In Australia, bereavement policies are governed by the Fair Work Act, which requires employers to provide at least one day of paid leave for bereavement. The amount of paid leave available can be extended if the employer agrees.
Germany Bereavement Rules
In Germany, bereavement policies are governed by the Federal Labour Code. The law requires employers to give employees two days of paid leave for bereavement, but this can be extended if the employer agrees.
Bereavement Leave In Japan
In Japan, bereavement policies are governed by the Labour Standards Law. The law requires employers to provide one to three days of paid leave for bereavement, depending on the circumstances.
What Might Happen If You Break Your Company’s Bereavement Policy?
If you break your company's bereavement policy, the consequences can be serious. Depending on the severity of the violation, the company may take disciplinary action up to and including termination.
For example, if you take more bereavement time than is allowed in the policy, your employer may dock your pay or suspend you for a period of time.

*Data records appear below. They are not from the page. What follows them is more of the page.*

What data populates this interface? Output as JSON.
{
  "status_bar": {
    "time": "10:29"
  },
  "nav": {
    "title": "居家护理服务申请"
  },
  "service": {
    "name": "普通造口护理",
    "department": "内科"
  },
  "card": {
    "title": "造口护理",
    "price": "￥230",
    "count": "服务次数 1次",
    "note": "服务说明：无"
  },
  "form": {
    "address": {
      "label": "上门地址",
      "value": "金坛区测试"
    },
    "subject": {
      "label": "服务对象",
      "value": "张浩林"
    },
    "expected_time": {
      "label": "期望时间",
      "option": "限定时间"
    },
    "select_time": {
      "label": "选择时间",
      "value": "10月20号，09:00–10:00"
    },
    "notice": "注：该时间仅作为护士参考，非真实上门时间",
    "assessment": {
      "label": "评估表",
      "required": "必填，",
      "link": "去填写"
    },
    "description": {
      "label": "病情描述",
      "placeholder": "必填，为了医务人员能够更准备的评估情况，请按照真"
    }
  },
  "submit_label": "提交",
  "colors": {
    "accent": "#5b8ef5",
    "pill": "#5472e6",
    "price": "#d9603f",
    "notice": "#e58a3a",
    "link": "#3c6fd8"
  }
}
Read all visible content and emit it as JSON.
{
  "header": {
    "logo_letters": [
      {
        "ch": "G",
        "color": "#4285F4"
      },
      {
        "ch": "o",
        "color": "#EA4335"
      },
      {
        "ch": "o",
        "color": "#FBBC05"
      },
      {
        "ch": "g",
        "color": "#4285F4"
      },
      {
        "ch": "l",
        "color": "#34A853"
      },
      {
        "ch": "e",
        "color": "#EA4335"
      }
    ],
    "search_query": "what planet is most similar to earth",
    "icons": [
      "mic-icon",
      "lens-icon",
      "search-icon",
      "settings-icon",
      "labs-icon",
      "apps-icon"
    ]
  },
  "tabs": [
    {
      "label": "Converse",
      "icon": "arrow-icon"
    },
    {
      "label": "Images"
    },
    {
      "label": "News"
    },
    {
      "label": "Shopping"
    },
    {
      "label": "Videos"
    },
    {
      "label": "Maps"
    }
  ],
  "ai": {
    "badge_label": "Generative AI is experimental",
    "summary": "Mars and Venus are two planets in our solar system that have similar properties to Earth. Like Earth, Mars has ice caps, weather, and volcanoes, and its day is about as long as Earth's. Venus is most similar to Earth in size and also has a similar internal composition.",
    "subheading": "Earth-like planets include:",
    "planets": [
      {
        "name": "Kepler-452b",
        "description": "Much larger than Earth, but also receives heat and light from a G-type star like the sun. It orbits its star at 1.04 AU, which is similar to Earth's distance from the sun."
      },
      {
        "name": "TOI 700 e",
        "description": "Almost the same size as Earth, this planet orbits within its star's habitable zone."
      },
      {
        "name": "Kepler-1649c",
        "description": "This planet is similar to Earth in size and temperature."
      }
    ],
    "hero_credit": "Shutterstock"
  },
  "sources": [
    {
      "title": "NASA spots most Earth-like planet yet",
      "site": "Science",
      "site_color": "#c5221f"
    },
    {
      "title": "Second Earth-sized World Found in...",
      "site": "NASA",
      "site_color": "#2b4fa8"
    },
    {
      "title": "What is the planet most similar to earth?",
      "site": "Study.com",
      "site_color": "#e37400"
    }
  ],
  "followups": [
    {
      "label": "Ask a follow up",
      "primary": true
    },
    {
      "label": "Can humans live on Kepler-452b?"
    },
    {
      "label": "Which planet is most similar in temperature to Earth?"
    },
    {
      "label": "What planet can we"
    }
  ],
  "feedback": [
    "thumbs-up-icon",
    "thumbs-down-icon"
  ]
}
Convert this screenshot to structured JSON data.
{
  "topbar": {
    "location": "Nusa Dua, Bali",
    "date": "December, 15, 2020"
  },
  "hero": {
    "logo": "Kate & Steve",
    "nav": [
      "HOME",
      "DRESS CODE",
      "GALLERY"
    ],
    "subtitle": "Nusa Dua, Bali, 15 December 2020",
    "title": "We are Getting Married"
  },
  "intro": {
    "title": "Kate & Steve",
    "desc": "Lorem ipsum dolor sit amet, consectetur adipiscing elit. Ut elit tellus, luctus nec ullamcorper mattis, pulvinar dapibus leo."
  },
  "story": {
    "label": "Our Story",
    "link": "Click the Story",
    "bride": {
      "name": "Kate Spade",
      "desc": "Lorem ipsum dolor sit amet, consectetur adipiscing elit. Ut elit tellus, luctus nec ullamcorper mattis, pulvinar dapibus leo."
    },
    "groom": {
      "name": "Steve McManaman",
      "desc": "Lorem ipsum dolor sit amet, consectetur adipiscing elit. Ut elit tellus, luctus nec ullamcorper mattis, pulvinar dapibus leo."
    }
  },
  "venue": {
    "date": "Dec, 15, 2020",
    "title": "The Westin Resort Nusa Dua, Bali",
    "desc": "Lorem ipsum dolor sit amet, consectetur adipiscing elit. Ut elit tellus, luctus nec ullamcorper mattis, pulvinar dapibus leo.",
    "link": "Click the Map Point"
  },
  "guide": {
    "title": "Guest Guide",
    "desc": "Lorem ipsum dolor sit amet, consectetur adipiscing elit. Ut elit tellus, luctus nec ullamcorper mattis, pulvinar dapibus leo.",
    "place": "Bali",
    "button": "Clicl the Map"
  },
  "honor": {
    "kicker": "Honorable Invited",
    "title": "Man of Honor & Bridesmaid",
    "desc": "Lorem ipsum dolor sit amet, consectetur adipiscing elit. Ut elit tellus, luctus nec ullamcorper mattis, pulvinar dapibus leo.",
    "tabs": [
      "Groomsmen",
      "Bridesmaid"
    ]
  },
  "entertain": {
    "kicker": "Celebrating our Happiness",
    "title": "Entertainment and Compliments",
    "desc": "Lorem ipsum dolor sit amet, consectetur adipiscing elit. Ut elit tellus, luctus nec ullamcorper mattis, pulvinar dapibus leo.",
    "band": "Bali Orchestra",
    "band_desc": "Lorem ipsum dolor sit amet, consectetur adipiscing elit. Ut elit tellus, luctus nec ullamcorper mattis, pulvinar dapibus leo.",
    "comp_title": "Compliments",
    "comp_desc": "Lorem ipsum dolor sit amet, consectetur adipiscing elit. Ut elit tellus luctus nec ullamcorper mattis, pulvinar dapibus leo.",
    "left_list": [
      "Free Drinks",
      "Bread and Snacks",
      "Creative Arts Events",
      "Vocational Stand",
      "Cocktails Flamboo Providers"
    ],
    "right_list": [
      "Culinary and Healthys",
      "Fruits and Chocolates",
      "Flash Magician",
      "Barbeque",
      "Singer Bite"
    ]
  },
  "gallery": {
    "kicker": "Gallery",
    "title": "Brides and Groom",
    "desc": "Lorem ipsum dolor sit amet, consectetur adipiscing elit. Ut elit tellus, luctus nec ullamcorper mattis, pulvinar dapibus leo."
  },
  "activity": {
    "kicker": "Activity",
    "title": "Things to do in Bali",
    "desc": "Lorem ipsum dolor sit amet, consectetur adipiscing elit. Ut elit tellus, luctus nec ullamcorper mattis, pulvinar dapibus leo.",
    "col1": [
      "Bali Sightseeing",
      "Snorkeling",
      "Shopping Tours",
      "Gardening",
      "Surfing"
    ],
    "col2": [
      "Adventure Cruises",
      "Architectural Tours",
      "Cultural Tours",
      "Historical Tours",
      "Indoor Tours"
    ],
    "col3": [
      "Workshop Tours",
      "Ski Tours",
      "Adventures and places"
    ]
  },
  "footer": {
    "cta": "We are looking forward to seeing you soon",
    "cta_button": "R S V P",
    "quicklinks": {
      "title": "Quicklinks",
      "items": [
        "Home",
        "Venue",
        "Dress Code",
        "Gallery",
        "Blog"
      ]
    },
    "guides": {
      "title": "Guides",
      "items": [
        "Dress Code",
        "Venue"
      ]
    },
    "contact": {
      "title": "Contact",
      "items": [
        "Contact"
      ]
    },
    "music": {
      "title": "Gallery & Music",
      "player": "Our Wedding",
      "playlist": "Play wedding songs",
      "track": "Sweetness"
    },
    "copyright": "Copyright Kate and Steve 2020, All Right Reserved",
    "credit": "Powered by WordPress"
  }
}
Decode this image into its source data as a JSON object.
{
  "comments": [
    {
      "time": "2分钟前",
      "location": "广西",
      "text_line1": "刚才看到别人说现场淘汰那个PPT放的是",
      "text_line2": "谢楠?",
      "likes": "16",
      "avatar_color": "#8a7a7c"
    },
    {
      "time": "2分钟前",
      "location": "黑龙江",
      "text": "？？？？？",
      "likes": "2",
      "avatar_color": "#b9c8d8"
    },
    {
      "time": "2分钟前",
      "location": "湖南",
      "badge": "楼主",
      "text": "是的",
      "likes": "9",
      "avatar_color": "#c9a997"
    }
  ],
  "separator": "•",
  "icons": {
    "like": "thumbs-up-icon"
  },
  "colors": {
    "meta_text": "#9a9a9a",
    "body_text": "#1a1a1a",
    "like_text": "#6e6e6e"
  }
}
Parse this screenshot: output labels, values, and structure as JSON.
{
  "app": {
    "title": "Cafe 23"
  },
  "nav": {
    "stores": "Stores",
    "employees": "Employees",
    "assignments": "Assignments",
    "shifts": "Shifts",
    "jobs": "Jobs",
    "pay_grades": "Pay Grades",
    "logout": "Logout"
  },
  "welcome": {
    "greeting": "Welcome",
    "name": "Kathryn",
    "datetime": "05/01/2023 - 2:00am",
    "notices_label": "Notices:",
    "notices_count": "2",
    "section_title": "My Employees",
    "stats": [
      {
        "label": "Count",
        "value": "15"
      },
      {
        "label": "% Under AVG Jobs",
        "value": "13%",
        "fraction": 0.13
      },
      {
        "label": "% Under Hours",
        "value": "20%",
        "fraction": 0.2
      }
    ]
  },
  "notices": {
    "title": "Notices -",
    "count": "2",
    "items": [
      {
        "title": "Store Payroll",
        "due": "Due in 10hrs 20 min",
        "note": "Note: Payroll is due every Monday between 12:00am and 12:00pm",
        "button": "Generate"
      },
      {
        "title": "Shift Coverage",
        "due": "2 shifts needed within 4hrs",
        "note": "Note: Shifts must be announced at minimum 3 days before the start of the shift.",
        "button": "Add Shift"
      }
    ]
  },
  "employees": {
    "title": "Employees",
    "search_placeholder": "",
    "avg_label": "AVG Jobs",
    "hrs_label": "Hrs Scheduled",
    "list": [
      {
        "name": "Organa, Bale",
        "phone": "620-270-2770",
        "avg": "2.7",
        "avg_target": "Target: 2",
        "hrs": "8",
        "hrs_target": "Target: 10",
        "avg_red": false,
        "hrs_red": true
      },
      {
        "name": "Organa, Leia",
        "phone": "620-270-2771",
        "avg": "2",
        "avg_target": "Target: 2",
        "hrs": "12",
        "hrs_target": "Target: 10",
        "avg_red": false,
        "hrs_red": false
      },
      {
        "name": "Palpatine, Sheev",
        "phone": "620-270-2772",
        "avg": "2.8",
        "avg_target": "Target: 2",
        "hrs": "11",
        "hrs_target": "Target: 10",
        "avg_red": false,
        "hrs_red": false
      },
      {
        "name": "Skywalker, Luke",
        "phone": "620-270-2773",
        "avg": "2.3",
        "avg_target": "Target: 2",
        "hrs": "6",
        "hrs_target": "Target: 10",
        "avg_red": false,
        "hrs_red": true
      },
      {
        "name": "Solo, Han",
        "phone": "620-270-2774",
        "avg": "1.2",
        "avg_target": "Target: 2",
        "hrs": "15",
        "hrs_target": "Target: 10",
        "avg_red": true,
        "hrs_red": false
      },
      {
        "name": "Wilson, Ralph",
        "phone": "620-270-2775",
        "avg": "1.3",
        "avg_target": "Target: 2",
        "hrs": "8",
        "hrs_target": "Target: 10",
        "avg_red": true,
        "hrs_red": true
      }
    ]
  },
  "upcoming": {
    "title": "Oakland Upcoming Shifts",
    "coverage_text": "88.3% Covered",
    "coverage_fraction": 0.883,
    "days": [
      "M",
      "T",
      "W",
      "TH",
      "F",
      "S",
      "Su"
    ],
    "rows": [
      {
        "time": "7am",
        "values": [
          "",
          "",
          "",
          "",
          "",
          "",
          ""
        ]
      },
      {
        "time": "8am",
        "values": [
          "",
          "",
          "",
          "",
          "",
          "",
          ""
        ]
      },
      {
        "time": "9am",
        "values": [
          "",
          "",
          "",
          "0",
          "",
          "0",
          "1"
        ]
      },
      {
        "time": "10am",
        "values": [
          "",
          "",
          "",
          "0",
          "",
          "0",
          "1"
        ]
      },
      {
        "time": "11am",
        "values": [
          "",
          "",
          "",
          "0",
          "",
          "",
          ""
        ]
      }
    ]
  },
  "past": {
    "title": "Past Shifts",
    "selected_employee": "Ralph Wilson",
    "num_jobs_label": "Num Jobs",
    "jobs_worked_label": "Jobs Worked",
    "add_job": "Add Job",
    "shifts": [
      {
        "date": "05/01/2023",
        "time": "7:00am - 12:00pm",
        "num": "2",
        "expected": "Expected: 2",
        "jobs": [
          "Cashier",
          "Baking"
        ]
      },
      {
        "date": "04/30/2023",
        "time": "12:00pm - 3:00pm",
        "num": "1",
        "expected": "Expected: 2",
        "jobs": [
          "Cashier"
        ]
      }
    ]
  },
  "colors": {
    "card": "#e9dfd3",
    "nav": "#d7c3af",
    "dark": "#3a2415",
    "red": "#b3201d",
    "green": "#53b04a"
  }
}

In more serious cases, your employer may terminate your employment. The company may also take action against you if you use bereavement leave for other purposes, such as taking a vacation or attending a family event.
Employers are usually understanding of the need for time off in the event of a death in the family. But they must also take into consideration the needs of their business. If the company has a policy in place and you break it, the company may need to take disciplinary action to ensure that all employees are following the same rules and regulations.
It's important to understand your company's bereavement policy and adhere to it. If you do violate the policy, you may want to speak with your employer or human resources department to discuss the situation. Ask if an arrangement can be made. It's also important to be honest and open with your employer about why you need to take the time off and how long you need it.
Breaking your company's bereavement policy can have serious implications. So it's important to be aware of the policy and follow it. If you do find yourself in violation, be open and honest with your employer. Do your best to seek an amicable solution.
What Should You Do?
I quit a decent job once when my employer wouldn’t give me time off to take care of my mother’s funeral. Looking back it now, I was probably stupid to do that but I was young and didn’t understand finances. I was also extremely emotional because my mom was my last surviving parent.
Eventually, I got a better job. But the weeks off without pay after spending thousands of dollars on a funeral were a drain on my wife and children. It shouldn’t have been like that but it was.
Would I tell you it’s okay to quit your job? No. And, yes. If the company didn’t care enough to give you time off to grieve, they probably didn’t have you in their long-term plans anyway. Some companies just don’t care.
Before you make a decision that will affect your future, ask for help. Talk to someone you trust. Create a crowdfunding page for monetary help. Breathe. And think about the loved one that you just lost. What would they want you to do?